Understanding the Warning Signs of Suicide
Of course, while it’s important to understand the psychology of suicide, it’s equally, if not more important to understand the warning signs of suicide. When I speak with clients or to the public on the topic of suicide prevention, I provide the following information:
“There are almost always warning signs in the weeks to months before a suicide attempt. Classic signs of someone at risk include social isolation, a loss of drive, changes in sleep and/or appetite, and a pervasive sense of helplessness or hopelessness. If your loved one sheds 10-20 lbs. over a few months, begins to spend most of the day in the bedroom or on the couch, sleeps 12 plus hours a day or complains of insomnia, routinely ignores calls and texts, obsesses over death, or frequently and tearfully expresses a fear of life, assume that he or she is at risk. If you worry that your loved one may be at risk, simply ask, “are you thinking of killing yourself?” If your loved one says “no,” but your intuition tells you otherwise, ask again. If your loved one is currently or was recently in treatment, contact that provider and express your concerns. If the provider doesn’t respond promptly and your loved one agrees to help, go to the nearest ER. Hospital staff can refer you to providers and programs in the area that treat both addiction and depression; in more emergent situations, hospital staff can help coordinate the inpatient admission of someone who is actively suicidal. If your loved one refuses help, then call your local non-emergency police number and request a welfare check from local law enforcement. Police departments in most major cities train officers to triage those at risk for suicide, with peace officers more times than not able to calm the crisis, and then escort those at most risk to the hospital on their own accord. If you believe suicide is an immediate risk, call 911.”
“More than anything else, trust your instincts. Don’t talk yourself out of speaking directly with a loved one that you suspect may be at risk, all for the sake of avoiding tension or an argument. Whatever discord that might result from your questions and concern will fade soon enough – as soon as your love one reminds him or herself that someone cared enough to ask.”
If in the US we talked about suicide as much as we talk about guns and violence, we might be able to save thousands of lives every year.
If you or a loved one are considering suicide, or need more information, call the suicide helpline at 1-800-SUICIDE, or visit www.suicide.org.

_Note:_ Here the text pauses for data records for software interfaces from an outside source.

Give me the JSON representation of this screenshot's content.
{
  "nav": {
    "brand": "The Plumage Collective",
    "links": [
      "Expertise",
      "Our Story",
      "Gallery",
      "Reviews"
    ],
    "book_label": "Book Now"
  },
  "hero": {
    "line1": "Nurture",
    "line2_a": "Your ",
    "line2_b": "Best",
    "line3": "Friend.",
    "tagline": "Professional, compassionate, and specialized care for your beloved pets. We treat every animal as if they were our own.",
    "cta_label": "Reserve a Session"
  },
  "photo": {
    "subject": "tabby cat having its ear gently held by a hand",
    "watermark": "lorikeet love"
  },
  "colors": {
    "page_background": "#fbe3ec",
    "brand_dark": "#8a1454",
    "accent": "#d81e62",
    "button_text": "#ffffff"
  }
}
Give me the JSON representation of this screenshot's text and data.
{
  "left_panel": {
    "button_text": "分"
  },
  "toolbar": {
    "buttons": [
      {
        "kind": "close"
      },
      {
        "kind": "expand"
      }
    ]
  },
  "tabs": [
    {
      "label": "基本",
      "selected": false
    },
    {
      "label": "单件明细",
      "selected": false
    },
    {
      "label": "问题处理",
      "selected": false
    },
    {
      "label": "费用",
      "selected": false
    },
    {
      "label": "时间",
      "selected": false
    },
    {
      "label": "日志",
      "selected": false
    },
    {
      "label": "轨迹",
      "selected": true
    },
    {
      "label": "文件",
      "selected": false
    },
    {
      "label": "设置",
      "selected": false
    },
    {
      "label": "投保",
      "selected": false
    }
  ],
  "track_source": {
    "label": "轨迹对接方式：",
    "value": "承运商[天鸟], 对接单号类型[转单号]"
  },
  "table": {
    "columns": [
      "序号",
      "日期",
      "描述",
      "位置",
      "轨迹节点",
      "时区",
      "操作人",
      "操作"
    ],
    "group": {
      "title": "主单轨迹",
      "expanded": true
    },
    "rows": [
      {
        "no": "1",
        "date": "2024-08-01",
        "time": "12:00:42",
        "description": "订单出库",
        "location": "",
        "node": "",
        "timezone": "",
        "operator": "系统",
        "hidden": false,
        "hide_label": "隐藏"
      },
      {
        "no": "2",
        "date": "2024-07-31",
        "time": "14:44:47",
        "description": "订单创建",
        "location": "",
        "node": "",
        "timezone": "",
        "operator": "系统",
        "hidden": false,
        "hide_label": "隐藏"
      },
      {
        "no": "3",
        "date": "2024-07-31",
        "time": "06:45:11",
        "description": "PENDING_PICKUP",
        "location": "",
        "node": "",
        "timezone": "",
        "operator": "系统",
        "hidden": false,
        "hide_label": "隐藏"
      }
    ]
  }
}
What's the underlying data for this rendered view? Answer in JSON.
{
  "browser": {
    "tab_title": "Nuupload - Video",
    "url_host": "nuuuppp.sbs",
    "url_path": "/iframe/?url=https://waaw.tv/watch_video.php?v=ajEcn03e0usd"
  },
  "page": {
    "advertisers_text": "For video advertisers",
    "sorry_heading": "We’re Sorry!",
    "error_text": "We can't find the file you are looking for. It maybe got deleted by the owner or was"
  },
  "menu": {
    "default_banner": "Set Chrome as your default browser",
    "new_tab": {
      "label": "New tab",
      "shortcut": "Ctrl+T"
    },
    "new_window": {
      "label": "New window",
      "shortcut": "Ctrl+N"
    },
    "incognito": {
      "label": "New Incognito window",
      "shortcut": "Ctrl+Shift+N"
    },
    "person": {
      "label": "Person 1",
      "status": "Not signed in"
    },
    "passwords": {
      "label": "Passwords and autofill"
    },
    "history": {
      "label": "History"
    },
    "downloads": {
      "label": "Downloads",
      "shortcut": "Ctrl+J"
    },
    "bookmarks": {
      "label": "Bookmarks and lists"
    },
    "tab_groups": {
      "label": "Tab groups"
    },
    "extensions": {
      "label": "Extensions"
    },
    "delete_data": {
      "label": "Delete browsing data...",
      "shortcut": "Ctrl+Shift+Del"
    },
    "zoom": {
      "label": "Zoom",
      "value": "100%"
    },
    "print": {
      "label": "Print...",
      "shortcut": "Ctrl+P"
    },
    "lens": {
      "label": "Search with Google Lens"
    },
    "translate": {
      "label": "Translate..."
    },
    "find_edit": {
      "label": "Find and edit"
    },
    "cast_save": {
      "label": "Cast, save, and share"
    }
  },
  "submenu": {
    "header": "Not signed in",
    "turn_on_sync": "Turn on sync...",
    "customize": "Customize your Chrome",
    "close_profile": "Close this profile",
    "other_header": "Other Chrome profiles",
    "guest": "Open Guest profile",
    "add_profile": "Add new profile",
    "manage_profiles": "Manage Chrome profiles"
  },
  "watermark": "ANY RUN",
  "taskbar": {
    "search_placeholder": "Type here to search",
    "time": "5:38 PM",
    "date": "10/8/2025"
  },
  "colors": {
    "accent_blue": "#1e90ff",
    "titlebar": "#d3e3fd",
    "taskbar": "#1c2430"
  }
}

This post is not intended to take the place of advice from a trained professional. If you or someone you know is at risk for suicide, seek help immediately.